- Gardener – Rebecca Riots
- Refuge of the Road – Joni Mitchell
- Call it Dreaming – Iron & Wine
- All We Are – Matt Nathanson
- Dream – Forest of the Trees
- Waterfall – James
- Do You Realize – Flaming Lips
- Feeling Yourself Disintegrate – Flaming Lips
Didn’t make it to youtube:
- I’m Yours – Jason Mraz: it’s lovely but seems a bit conflicted in lyrics
- From a Distance – Bette Midler: artistic differences!
- Love Shine A Light – Katrina & The Waves: artistic differences!
I’m thinking music for yoga and a free spine is up next!
I have been wanting to learn yoga with Angela Farmer for 15 years. In my teacher training we watched The Feminine Unfolding. I fell in love with the movement in the spine and Angela’s quiet, wise way. When you’ve been waiting that long you wonder if you will be disappointed. I wasn’t.
Angela is strong, out-there, gentle and wise. Victor is loving, deep and offers wonderful visual tools. Together they offer a feeling of support, freedom and challenge. Angela spoke of how she had been trained by Iyengar, the rigors and rules, and the pain. How he would come and adjust strongly, his way. In those days there was no consent, being in the room was consent and agreement to what he thought was best. I found this fascinating as it’s so different to today. This has been part of their journey into a freer style of yoga.
The rule is that there are no rules
The rules were that there were no rules. I love structure and rules and once I’ve learned them I love the freedom to play and be. You could join in, do your own thing, completely ignore the teaching or follow it carefully. What a delight. I did both. Sometimes I was concentrating on what was being taught, sometimes I was completely somewhere else – attending to a moment more precious than the teaching. Sometimes I was drawing, sometimes I was daydreaming. Being given permission to follow our own rhythm is important.
One of the poses we did was dying warrior. It’s one of those poses where your body is moving in all directions at once, you feel strung out, twisted round, washed up and energised all in one. This picture is poor, but it gives an idea of what’s going on. Right leg extended under the body, and over to the left. Left leg alert and stretched back. And then right shoulder wraps in towards the left so the kidneys and legs get a phenomenal zing.
Your rules, your mat
When you come to class it’s so important that you always have self-empowerment to be you in that moment. Not you from last week, but you today, this day, now. You will sometimes see that people stay in child’s pose and ‘miss’ some of the class. This is because they’re attending to their needs. Sometimes people will be in significantly different poses to each other – this is good. This is listening to what your body is saying and giving what you really need.

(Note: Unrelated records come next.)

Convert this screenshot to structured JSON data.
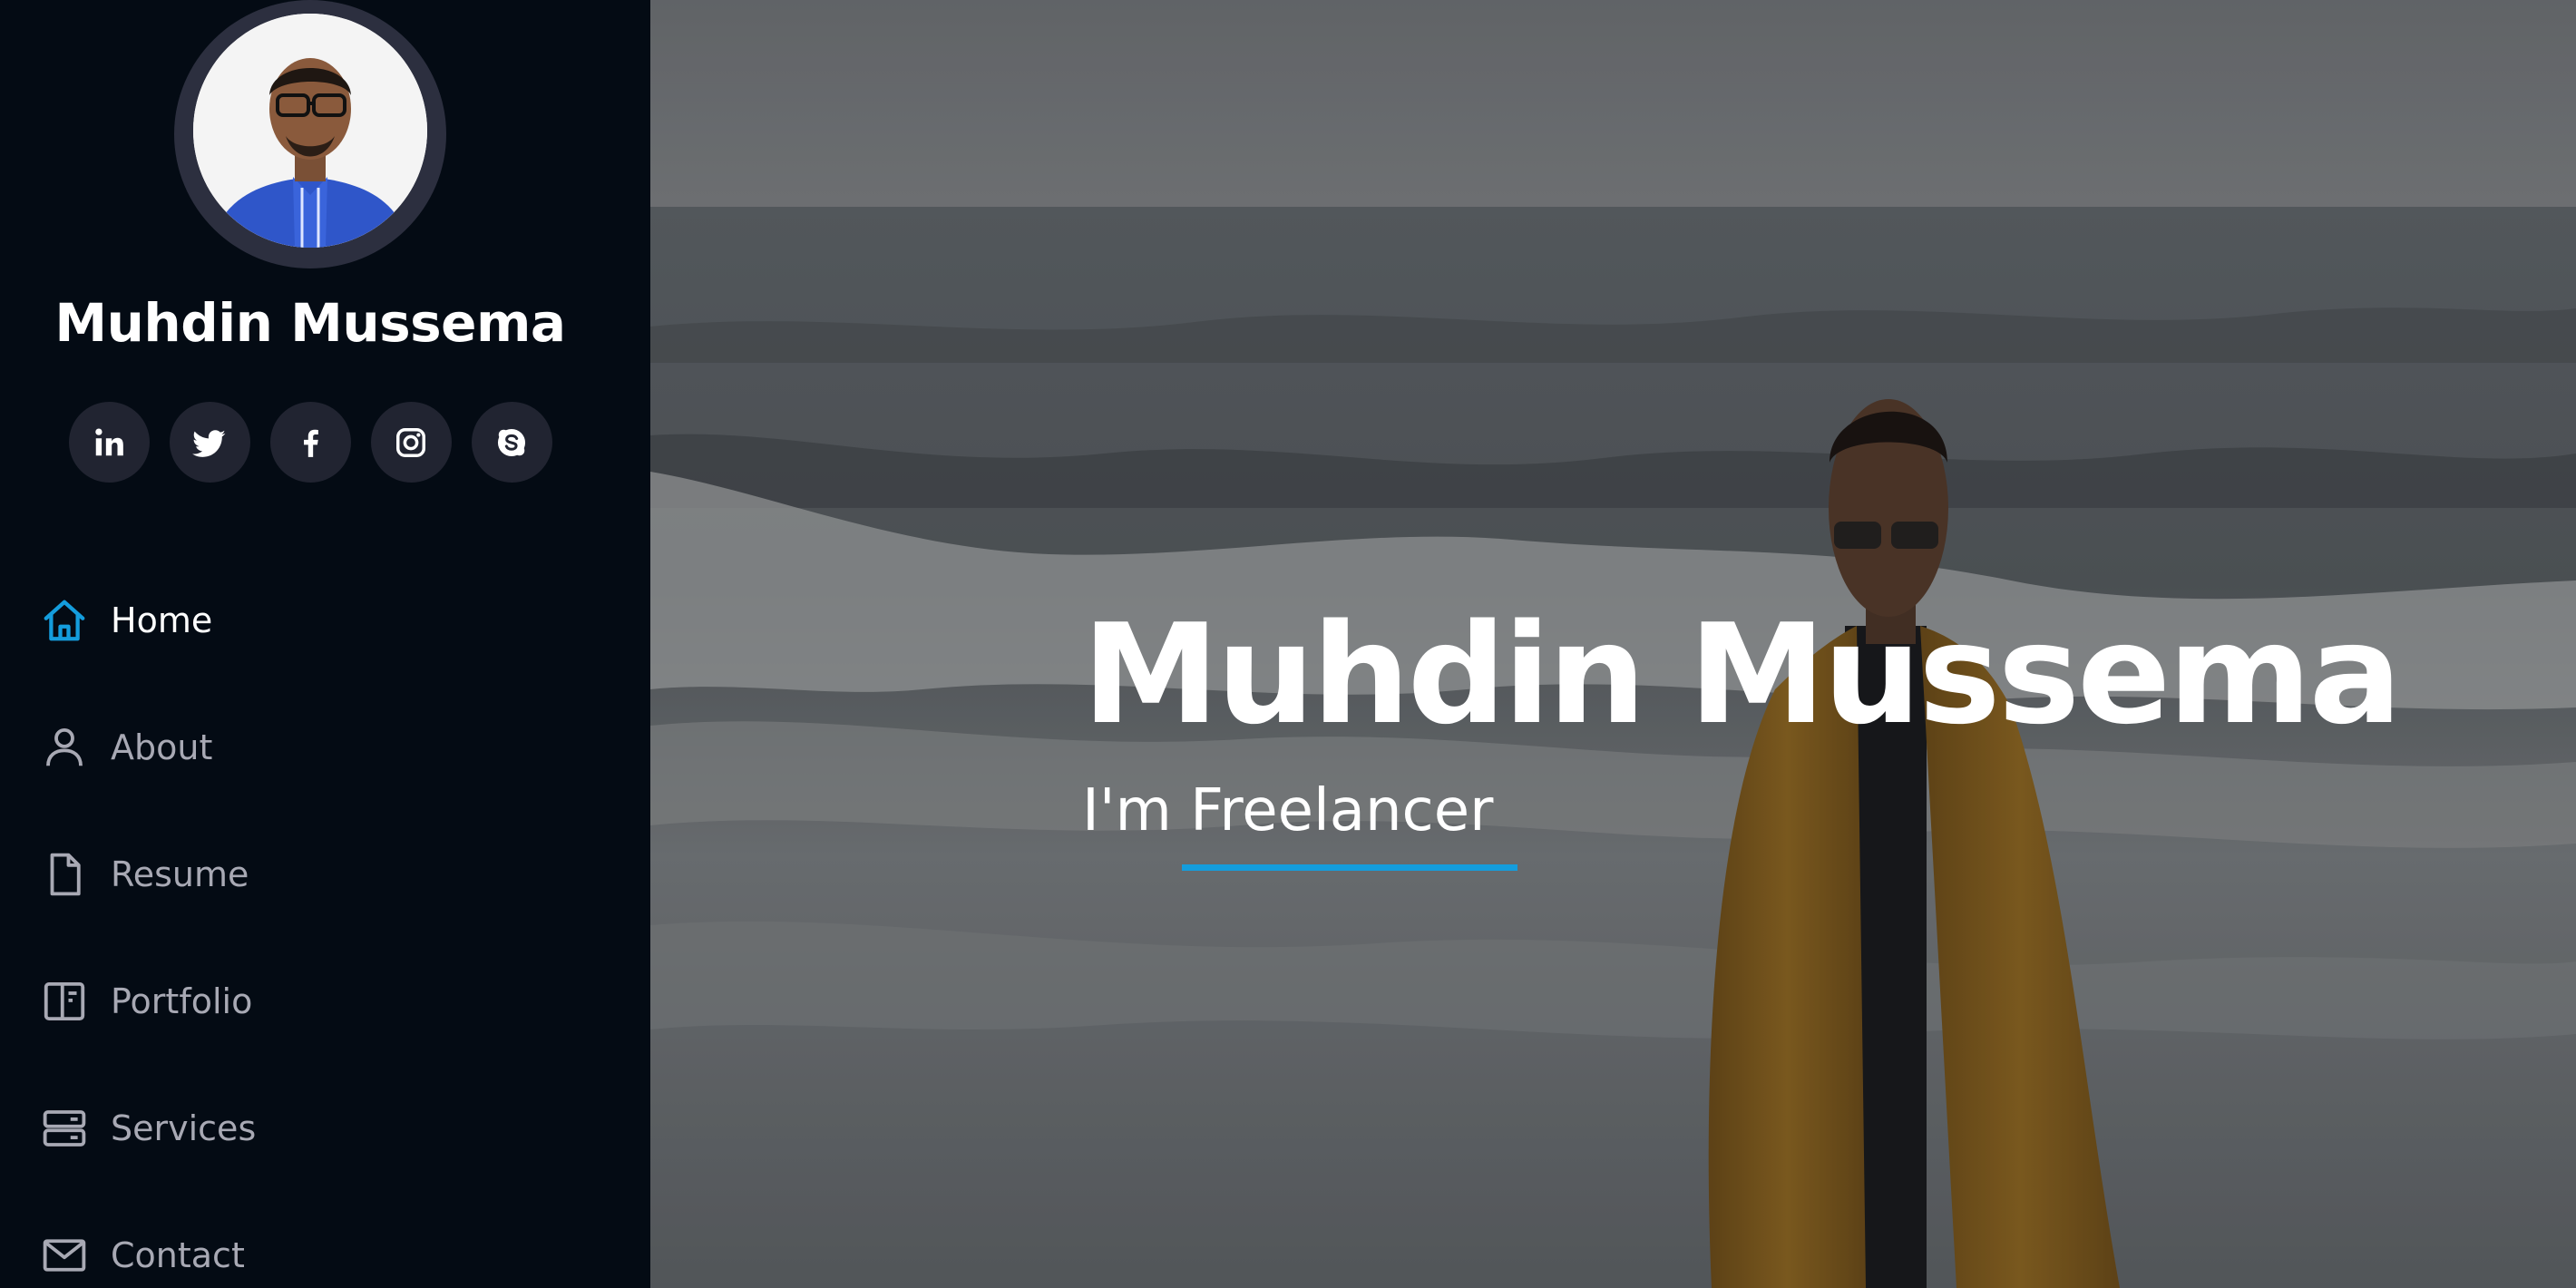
{
  "sidebar": {
    "profile_name": "Muhdin Mussema",
    "social": [
      {
        "icon": "linkedin-icon"
      },
      {
        "icon": "twitter-icon"
      },
      {
        "icon": "facebook-icon"
      },
      {
        "icon": "instagram-icon"
      },
      {
        "icon": "skype-icon"
      }
    ],
    "nav": {
      "items": [
        {
          "label": "Home",
          "icon": "home-icon",
          "active": true
        },
        {
          "label": "About",
          "icon": "person-icon",
          "active": false
        },
        {
          "label": "Resume",
          "icon": "file-icon",
          "active": false
        },
        {
          "label": "Portfolio",
          "icon": "book-icon",
          "active": false
        },
        {
          "label": "Services",
          "icon": "server-icon",
          "active": false
        },
        {
          "label": "Contact",
          "icon": "envelope-icon",
          "active": false
        }
      ]
    }
  },
  "hero": {
    "title": "Muhdin Mussema",
    "subtitle": "I'm Freelancer"
  },
  "colors": {
    "accent": "#149ddd",
    "sidebar_bg": "#040b14",
    "social_bg": "#212431",
    "nav_text": "#a8a9b4"
  }
}
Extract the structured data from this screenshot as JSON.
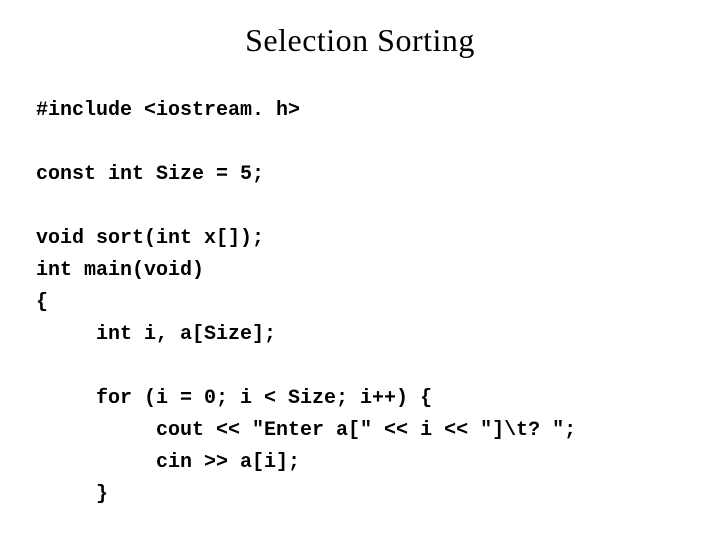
{
  "title": "Selection Sorting",
  "code": {
    "l1": "#include <iostream. h>",
    "l2": "",
    "l3": "const int Size = 5;",
    "l4": "",
    "l5": "void sort(int x[]);",
    "l6": "int main(void)",
    "l7": "{",
    "l8": "     int i, a[Size];",
    "l9": "",
    "l10": "     for (i = 0; i < Size; i++) {",
    "l11": "          cout << \"Enter a[\" << i << \"]\\t? \";",
    "l12": "          cin >> a[i];",
    "l13": "     }"
  }
}
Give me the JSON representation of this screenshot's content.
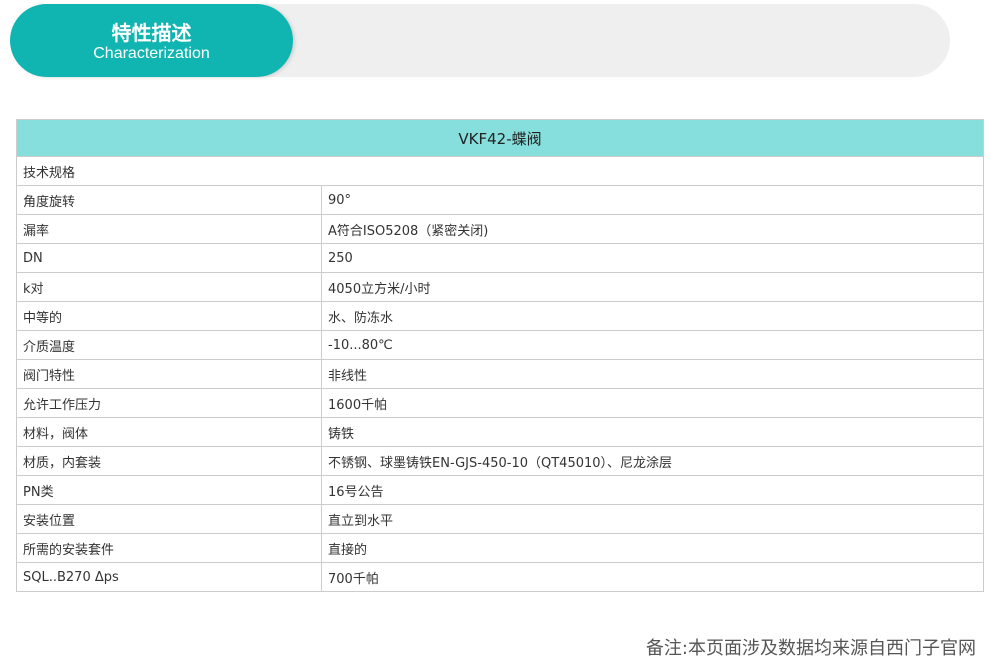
{
  "header": {
    "title": "特性描述",
    "subtitle": "Characterization"
  },
  "table": {
    "title": "VKF42-蝶阀",
    "section_label": "技术规格",
    "rows": [
      {
        "label": "角度旋转",
        "value": "90°"
      },
      {
        "label": "漏率",
        "value": "A符合ISO5208（紧密关闭)"
      },
      {
        "label": "DN",
        "value": "250"
      },
      {
        "label": "k对",
        "value": "4050立方米/小时"
      },
      {
        "label": "中等的",
        "value": "水、防冻水"
      },
      {
        "label": "介质温度",
        "value": "-10...80℃"
      },
      {
        "label": "阀门特性",
        "value": "非线性"
      },
      {
        "label": "允许工作压力",
        "value": "1600千帕"
      },
      {
        "label": "材料，阀体",
        "value": "铸铁"
      },
      {
        "label": "材质，内套装",
        "value": "不锈钢、球墨铸铁EN-GJS-450-10（QT45010）、尼龙涂层"
      },
      {
        "label": "PN类",
        "value": "16号公告"
      },
      {
        "label": "安装位置",
        "value": "直立到水平"
      },
      {
        "label": "所需的安装套件",
        "value": "直接的"
      },
      {
        "label": "SQL..B270 Δps",
        "value": "700千帕"
      }
    ]
  },
  "footer": {
    "note": "备注:本页面涉及数据均来源自西门子官网"
  }
}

So when you come to class, come as you, and enjoy the space to adapt and listen to yourself.